[Work required] Repeat the data that follows, word for word, without the images.

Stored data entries
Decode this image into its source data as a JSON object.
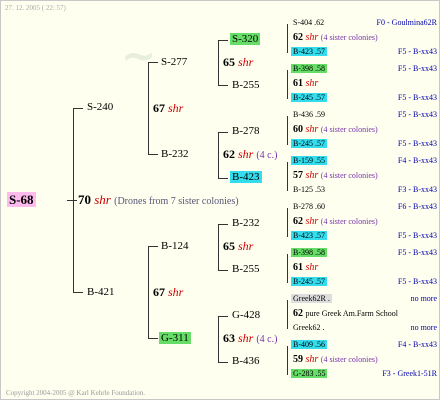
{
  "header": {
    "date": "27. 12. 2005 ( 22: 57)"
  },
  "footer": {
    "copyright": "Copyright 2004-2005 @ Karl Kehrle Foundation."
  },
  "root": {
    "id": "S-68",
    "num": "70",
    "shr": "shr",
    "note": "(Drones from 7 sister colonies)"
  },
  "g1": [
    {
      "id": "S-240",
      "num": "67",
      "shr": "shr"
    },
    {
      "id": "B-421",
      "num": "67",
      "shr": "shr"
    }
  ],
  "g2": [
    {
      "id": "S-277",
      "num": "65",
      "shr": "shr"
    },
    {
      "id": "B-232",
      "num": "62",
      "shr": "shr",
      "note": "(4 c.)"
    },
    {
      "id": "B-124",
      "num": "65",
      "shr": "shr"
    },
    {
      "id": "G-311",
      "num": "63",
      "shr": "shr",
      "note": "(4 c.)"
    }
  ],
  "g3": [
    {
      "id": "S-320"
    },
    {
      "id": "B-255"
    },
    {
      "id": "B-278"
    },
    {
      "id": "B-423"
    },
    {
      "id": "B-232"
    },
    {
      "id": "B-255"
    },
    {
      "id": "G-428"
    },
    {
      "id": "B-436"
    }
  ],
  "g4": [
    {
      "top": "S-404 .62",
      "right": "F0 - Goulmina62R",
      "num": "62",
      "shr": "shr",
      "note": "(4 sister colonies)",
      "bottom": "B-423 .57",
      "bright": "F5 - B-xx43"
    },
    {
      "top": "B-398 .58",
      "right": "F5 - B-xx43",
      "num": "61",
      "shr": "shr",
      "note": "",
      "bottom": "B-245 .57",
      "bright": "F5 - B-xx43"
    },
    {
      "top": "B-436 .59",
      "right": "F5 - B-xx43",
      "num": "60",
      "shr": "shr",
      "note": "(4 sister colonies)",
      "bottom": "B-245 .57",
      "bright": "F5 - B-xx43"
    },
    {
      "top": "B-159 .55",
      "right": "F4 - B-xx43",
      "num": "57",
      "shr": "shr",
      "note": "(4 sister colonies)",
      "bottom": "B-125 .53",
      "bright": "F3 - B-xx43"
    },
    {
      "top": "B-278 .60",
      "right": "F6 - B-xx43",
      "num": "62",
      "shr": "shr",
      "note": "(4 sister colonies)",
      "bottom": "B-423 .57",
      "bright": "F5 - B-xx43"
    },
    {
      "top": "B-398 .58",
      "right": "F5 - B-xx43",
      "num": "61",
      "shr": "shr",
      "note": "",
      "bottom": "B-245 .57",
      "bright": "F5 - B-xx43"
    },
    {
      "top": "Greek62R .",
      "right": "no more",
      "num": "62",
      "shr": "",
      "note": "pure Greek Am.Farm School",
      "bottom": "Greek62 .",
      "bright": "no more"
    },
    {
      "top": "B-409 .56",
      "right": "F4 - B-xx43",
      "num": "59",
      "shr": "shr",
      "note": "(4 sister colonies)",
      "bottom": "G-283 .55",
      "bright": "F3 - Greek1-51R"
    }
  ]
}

[The answer]
Decode this image into its source data as a JSON object.
{
  "header": {
    "date": "27. 12. 2005 ( 22: 57)"
  },
  "footer": {
    "copyright": "Copyright 2004-2005 @ Karl Kehrle Foundation."
  },
  "root": {
    "id": "S-68",
    "num": "70",
    "shr": "shr",
    "note": "(Drones from 7 sister colonies)"
  },
  "g1": [
    {
      "id": "S-240",
      "num": "67",
      "shr": "shr"
    },
    {
      "id": "B-421",
      "num": "67",
      "shr": "shr"
    }
  ],
  "g2": [
    {
      "id": "S-277",
      "num": "65",
      "shr": "shr"
    },
    {
      "id": "B-232",
      "num": "62",
      "shr": "shr",
      "note": "(4 c.)"
    },
    {
      "id": "B-124",
      "num": "65",
      "shr": "shr"
    },
    {
      "id": "G-311",
      "num": "63",
      "shr": "shr",
      "note": "(4 c.)"
    }
  ],
  "g3": [
    {
      "id": "S-320"
    },
    {
      "id": "B-255"
    },
    {
      "id": "B-278"
    },
    {
      "id": "B-423"
    },
    {
      "id": "B-232"
    },
    {
      "id": "B-255"
    },
    {
      "id": "G-428"
    },
    {
      "id": "B-436"
    }
  ],
  "g4": [
    {
      "top": "S-404 .62",
      "right": "F0 - Goulmina62R",
      "num": "62",
      "shr": "shr",
      "note": "(4 sister colonies)",
      "bottom": "B-423 .57",
      "bright": "F5 - B-xx43"
    },
    {
      "top": "B-398 .58",
      "right": "F5 - B-xx43",
      "num": "61",
      "shr": "shr",
      "note": "",
      "bottom": "B-245 .57",
      "bright": "F5 - B-xx43"
    },
    {
      "top": "B-436 .59",
      "right": "F5 - B-xx43",
      "num": "60",
      "shr": "shr",
      "note": "(4 sister colonies)",
      "bottom": "B-245 .57",
      "bright": "F5 - B-xx43"
    },
    {
      "top": "B-159 .55",
      "right": "F4 - B-xx43",
      "num": "57",
      "shr": "shr",
      "note": "(4 sister colonies)",
      "bottom": "B-125 .53",
      "bright": "F3 - B-xx43"
    },
    {
      "top": "B-278 .60",
      "right": "F6 - B-xx43",
      "num": "62",
      "shr": "shr",
      "note": "(4 sister colonies)",
      "bottom": "B-423 .57",
      "bright": "F5 - B-xx43"
    },
    {
      "top": "B-398 .58",
      "right": "F5 - B-xx43",
      "num": "61",
      "shr": "shr",
      "note": "",
      "bottom": "B-245 .57",
      "bright": "F5 - B-xx43"
    },
    {
      "top": "Greek62R .",
      "right": "no more",
      "num": "62",
      "shr": "",
      "note": "pure Greek Am.Farm School",
      "bottom": "Greek62 .",
      "bright": "no more"
    },
    {
      "top": "B-409 .56",
      "right": "F4 - B-xx43",
      "num": "59",
      "shr": "shr",
      "note": "(4 sister colonies)",
      "bottom": "G-283 .55",
      "bright": "F3 - Greek1-51R"
    }
  ]
}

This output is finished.